Israel is deliberately starving people, depriving them of medicines, fuel and building supplies, stealing land, and water, creating Jewish only roads that separate families and restrict movement, constructing a wall which surrounds communities separating kids from their schools, farmers from their fields and the sick from medical care, bulldozing homes by the thousands, imposing closures, curfews, and checkpoints, all in the name of exceptionalism. These actions promote anti-Semitism and the reaction of the Arab nations. I cannot understand why the Jewish community is not standing on its heels shouting condemnation of Israel’s anti-Jewish policies rather than debating supersessionism. When have you heard a Rabbi even mention the word “occupation?”

Who is going to speak out for justice if we don’t at least try? Politicians are silenced by the lobby. The Christian right declares that the Jews must drive out the Palestinians for Jesus to come back, even if it means murder, torture, cruelty and theft. The media is seldom “fair or balanced.” Israel’s aggression is reported as a “reaction.” One Israeli soldier held in captivity and everybody knows of Gilad Shalit by name. Netanyahu called it "inhumane," which it is, while the 9000 Palestinians languishing in Israeli prisons are seldom mentioned. Israel’s military is one of the most powerful and brutal on the globe and everybody in the world knows it but citizens of Israel and the US.

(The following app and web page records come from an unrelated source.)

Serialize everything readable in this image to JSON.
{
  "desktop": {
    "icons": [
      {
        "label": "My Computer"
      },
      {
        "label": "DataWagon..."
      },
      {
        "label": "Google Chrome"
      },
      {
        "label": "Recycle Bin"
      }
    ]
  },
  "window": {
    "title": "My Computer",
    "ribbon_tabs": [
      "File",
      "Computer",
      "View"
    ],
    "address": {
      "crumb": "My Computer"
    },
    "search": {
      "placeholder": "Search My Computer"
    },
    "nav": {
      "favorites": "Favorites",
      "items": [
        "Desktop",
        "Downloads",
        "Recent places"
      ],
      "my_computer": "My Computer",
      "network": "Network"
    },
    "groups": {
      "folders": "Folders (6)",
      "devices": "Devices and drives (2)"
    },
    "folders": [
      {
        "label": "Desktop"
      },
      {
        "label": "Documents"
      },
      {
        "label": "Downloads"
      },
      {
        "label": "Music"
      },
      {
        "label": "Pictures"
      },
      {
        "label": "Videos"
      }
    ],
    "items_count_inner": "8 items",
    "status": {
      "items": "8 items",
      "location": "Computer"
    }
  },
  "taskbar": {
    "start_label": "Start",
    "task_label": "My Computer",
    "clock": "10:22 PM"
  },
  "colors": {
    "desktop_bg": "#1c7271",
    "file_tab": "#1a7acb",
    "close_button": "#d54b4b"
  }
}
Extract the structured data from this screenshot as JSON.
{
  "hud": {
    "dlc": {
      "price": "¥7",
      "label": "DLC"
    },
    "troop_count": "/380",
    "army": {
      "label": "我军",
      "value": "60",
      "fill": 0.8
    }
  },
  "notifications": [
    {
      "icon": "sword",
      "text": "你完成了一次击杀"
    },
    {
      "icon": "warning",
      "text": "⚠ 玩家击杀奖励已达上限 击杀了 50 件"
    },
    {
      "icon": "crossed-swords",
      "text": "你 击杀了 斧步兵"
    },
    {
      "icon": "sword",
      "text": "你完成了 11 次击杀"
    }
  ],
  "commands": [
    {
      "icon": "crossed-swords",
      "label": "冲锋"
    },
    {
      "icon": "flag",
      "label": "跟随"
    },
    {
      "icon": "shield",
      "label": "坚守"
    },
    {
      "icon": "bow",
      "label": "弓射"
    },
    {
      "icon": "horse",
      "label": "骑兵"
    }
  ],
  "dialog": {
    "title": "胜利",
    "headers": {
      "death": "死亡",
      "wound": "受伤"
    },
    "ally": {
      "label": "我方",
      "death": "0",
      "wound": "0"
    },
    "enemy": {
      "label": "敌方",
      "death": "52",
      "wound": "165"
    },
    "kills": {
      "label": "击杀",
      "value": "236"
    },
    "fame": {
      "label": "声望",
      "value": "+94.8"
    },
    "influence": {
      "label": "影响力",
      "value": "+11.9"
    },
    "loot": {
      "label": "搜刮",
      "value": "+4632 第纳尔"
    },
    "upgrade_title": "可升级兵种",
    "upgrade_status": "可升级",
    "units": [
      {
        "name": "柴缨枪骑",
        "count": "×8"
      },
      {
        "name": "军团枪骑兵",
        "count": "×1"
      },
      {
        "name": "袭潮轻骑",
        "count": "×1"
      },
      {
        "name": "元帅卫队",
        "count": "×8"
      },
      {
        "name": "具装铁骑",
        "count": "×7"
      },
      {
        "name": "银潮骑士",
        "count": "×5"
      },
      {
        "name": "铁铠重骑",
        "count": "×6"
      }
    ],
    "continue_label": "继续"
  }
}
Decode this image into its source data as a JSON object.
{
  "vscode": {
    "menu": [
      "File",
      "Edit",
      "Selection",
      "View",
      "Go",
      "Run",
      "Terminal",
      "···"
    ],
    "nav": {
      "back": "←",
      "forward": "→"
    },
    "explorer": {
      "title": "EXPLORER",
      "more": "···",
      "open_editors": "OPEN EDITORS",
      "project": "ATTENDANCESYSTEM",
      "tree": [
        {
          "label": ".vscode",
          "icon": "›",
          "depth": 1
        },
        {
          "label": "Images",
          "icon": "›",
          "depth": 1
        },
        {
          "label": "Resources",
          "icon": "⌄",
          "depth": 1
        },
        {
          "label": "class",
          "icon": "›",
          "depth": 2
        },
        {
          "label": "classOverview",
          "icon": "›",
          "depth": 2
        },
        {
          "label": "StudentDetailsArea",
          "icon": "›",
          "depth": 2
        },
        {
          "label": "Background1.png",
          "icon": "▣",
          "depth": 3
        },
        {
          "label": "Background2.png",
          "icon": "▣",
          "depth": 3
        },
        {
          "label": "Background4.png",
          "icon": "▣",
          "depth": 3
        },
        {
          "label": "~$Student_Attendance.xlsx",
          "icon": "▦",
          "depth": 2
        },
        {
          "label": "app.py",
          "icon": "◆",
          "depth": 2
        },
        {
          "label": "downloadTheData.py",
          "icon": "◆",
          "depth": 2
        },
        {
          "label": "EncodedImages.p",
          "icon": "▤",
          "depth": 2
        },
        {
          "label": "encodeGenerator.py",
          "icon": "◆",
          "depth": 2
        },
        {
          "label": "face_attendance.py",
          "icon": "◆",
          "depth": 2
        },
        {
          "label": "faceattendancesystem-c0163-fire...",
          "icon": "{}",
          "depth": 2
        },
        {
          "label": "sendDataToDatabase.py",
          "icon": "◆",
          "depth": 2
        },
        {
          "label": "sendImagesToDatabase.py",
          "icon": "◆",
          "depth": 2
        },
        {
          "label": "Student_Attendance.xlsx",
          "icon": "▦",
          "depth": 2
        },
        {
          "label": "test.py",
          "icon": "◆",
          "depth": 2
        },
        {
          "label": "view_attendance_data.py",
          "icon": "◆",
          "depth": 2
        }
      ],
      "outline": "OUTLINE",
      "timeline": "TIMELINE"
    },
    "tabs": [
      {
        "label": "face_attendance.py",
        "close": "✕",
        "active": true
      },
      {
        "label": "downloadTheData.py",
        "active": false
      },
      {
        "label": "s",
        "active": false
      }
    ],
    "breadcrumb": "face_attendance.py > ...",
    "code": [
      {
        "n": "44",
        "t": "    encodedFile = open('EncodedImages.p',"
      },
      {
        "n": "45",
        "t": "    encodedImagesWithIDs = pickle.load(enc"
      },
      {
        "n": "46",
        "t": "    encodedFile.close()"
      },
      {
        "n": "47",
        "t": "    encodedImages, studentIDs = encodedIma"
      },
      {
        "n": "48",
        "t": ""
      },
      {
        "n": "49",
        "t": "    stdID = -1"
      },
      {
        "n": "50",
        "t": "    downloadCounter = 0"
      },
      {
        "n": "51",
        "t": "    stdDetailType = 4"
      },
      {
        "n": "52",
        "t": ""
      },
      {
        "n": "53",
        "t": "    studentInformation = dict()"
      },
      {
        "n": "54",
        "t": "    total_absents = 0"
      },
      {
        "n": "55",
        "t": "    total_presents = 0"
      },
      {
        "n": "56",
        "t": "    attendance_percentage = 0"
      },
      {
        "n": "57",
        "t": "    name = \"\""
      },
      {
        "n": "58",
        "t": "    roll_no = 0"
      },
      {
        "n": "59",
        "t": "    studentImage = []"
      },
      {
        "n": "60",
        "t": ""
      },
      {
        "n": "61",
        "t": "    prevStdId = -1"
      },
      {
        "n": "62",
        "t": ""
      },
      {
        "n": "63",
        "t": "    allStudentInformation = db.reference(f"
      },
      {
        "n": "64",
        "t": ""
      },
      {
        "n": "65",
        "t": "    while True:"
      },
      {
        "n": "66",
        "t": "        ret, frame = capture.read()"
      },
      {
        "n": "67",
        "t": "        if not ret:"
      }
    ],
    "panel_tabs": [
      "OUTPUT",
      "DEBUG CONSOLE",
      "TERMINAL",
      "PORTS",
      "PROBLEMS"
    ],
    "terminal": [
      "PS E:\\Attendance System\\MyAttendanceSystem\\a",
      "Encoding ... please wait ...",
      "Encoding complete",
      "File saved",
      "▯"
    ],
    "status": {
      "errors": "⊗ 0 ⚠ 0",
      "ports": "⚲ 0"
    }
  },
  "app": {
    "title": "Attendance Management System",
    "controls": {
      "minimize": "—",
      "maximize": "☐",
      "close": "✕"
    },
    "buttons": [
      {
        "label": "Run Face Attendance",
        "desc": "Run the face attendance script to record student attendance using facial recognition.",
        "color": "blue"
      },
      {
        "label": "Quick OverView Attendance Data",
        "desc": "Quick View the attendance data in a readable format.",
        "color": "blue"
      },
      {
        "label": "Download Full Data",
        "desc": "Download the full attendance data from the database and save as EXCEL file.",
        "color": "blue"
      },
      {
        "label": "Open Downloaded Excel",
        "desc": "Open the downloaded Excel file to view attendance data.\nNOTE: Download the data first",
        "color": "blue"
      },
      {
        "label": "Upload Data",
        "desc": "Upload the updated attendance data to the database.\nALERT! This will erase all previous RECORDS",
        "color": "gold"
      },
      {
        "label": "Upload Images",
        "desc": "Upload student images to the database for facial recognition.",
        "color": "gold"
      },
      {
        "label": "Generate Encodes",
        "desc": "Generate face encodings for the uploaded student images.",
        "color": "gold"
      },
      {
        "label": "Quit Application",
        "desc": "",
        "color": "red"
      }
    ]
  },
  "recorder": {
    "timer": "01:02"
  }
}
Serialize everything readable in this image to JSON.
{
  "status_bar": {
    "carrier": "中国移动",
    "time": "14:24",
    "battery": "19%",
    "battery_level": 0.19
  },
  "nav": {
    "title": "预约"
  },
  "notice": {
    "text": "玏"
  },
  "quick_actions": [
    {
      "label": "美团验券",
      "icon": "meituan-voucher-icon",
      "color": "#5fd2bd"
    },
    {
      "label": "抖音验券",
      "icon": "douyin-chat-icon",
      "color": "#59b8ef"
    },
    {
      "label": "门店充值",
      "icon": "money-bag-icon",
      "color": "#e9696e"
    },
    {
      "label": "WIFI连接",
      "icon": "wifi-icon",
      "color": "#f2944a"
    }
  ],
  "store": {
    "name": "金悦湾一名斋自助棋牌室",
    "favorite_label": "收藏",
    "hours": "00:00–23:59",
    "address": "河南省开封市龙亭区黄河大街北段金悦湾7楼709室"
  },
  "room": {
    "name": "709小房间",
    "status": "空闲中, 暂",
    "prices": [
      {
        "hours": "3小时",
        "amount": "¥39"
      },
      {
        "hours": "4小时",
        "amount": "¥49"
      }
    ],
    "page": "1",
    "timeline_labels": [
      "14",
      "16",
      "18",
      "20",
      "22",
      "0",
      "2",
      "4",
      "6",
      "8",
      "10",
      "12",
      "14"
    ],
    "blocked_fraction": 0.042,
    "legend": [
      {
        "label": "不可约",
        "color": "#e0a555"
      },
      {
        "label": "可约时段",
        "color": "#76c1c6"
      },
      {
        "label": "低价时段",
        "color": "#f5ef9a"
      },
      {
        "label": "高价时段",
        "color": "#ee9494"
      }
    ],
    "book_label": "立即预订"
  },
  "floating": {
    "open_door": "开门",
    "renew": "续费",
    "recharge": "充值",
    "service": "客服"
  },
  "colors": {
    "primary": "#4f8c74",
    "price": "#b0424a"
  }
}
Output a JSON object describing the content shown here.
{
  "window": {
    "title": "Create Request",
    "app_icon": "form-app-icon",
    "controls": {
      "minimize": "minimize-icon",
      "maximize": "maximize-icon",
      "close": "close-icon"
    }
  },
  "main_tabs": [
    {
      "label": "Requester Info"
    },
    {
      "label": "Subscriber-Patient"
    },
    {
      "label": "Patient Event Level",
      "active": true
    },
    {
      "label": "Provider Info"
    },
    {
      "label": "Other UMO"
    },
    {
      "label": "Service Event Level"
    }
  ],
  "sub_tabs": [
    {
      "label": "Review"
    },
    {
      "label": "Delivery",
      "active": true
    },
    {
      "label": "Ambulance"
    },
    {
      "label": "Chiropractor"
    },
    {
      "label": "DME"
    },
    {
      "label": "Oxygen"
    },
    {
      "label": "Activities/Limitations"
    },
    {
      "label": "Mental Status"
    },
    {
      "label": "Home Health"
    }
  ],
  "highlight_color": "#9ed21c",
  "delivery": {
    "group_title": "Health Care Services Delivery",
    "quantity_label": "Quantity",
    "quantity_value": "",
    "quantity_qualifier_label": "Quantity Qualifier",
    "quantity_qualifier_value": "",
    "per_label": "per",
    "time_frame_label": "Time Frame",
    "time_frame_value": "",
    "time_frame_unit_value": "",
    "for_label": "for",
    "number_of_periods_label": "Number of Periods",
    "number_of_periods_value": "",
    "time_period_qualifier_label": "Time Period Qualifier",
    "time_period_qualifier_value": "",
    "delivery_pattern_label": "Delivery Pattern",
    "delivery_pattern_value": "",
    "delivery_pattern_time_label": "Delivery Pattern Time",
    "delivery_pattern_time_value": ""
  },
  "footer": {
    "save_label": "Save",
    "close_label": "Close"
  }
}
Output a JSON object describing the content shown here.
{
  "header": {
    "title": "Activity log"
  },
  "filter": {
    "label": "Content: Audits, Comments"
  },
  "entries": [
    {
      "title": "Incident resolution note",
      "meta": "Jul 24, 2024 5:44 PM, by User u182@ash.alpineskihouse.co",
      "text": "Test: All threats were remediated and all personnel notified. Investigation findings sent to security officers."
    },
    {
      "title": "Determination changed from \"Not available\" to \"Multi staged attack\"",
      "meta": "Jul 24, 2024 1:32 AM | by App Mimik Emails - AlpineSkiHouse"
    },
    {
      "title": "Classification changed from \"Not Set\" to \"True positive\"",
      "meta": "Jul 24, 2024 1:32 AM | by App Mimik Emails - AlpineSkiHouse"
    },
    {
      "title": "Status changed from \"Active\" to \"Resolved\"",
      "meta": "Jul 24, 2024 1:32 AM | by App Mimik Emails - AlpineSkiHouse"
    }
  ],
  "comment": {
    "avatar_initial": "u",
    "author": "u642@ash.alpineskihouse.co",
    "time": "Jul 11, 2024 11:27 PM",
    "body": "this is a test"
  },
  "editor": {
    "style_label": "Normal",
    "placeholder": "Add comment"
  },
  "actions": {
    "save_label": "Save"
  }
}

The argument that other governments do things that are bad or even worse, therefore we should not “pick on Israel,” does not hold up. If I am hauled before the judge, it’s a poor defense for me to say, “OK judge, I raped that girl, but Big John up the road raped two girls so it is unfair to judge me.” It makes no sense unless Israel is vying to be the most barbaric state on earth. It is our tax money that pays for Israel’s planes, bombs, and bullets. It’s our government that blocks international law from applying to Israel and vetoes UN resolutions. We, you and I, are involved in everything Israel does. We have a responsibility to speak out. So, keep up your good work, be who you are, and be guided by your moral convictions. Keep on loving your daughter but let someone else deal with her defense of Israel.

Thomas Are
December 18, 2010